# Task prompt
Where a line of the data holds the word "this", copy that line.

(App and web page records)
────────────────────

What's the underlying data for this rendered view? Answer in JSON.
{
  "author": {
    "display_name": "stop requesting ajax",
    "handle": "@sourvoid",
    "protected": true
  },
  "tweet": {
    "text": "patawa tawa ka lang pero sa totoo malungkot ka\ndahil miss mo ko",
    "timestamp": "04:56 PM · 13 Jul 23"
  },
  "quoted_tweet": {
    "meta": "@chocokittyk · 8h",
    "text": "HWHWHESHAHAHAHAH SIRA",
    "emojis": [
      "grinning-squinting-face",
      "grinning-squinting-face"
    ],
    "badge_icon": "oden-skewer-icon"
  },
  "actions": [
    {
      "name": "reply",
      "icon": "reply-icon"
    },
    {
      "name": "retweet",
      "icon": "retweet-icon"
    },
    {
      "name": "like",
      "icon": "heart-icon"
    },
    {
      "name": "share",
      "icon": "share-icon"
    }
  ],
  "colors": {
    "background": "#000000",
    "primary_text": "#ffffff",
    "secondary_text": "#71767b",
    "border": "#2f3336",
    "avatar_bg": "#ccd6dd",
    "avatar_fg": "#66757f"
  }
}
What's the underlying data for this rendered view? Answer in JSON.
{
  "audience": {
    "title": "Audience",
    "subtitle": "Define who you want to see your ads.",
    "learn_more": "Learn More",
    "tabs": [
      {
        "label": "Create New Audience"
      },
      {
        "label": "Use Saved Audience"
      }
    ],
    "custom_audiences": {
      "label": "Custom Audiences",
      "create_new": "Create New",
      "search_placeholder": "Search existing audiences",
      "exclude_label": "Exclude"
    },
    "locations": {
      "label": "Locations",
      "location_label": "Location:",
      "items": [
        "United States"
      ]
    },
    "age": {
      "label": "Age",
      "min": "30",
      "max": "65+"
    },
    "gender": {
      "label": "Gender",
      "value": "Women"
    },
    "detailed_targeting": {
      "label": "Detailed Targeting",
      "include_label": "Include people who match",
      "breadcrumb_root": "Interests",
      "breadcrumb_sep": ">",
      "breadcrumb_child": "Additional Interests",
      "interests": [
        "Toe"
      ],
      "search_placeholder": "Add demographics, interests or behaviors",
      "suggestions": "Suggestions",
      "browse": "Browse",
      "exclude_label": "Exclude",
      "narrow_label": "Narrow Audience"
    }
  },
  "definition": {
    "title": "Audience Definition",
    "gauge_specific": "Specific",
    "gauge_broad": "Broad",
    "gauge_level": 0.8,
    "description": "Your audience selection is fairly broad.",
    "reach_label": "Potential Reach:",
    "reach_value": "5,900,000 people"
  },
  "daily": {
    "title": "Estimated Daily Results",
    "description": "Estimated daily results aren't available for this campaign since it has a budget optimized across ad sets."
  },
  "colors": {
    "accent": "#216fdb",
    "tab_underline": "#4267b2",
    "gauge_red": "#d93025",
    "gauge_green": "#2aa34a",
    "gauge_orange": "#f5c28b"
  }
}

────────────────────

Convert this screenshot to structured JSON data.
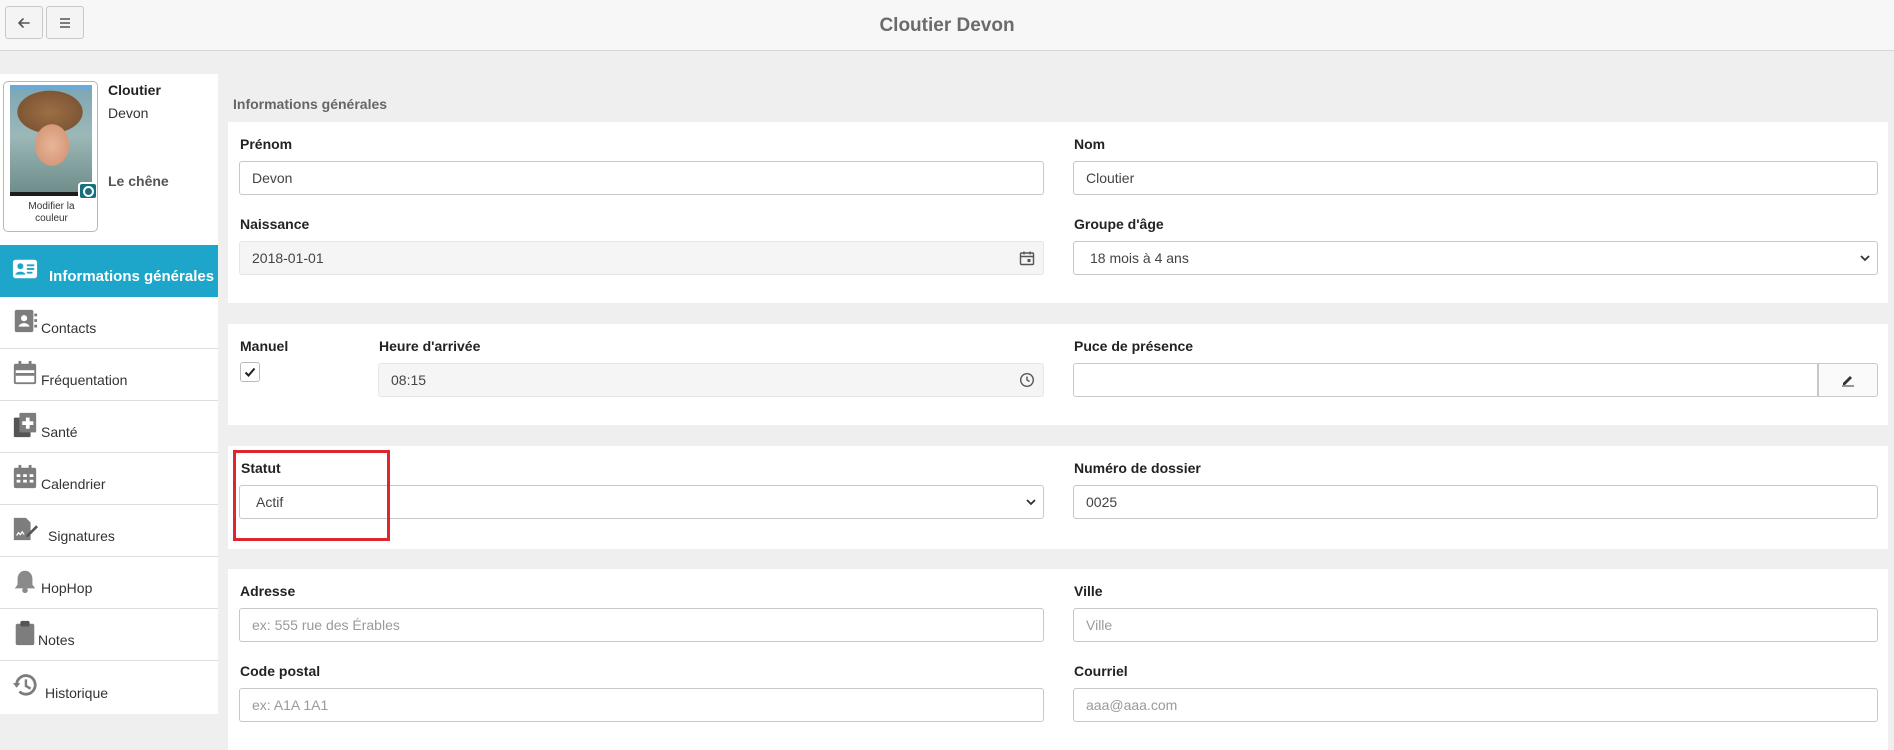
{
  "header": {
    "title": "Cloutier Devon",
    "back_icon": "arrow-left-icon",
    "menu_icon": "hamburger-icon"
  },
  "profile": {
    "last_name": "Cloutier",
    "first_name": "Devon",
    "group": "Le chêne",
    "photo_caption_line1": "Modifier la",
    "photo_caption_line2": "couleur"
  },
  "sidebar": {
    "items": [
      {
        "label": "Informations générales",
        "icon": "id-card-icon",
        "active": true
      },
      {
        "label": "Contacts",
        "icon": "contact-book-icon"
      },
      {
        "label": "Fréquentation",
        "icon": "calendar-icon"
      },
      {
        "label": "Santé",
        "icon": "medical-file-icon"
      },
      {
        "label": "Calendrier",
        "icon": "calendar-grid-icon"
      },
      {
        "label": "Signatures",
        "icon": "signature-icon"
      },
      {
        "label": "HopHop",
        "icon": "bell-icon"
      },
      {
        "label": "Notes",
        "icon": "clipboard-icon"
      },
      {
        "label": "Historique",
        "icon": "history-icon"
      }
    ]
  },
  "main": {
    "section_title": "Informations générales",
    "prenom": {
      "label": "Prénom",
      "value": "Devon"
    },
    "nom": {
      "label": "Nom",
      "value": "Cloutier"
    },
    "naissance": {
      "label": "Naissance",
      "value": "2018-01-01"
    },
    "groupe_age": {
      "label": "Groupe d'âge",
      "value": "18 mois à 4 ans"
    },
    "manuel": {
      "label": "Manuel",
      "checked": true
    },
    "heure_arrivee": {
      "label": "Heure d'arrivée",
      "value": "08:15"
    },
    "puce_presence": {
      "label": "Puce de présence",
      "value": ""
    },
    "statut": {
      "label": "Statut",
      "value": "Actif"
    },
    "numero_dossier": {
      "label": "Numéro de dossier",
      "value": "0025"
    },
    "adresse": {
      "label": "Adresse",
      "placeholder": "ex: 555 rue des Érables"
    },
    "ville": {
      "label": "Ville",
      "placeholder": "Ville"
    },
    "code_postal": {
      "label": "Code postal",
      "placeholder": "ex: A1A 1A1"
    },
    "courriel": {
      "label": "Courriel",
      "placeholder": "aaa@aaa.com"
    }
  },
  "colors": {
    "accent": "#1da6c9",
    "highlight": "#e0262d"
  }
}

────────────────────

# Written response
What's the underlying data for this rendered view? Answer in JSON.
What's the underlying data for this rendered view? Answer in JSON.
    "description": "Estimated daily results aren't available for this campaign since it has a budget optimized across ad sets."
Convert this screenshot to structured JSON data.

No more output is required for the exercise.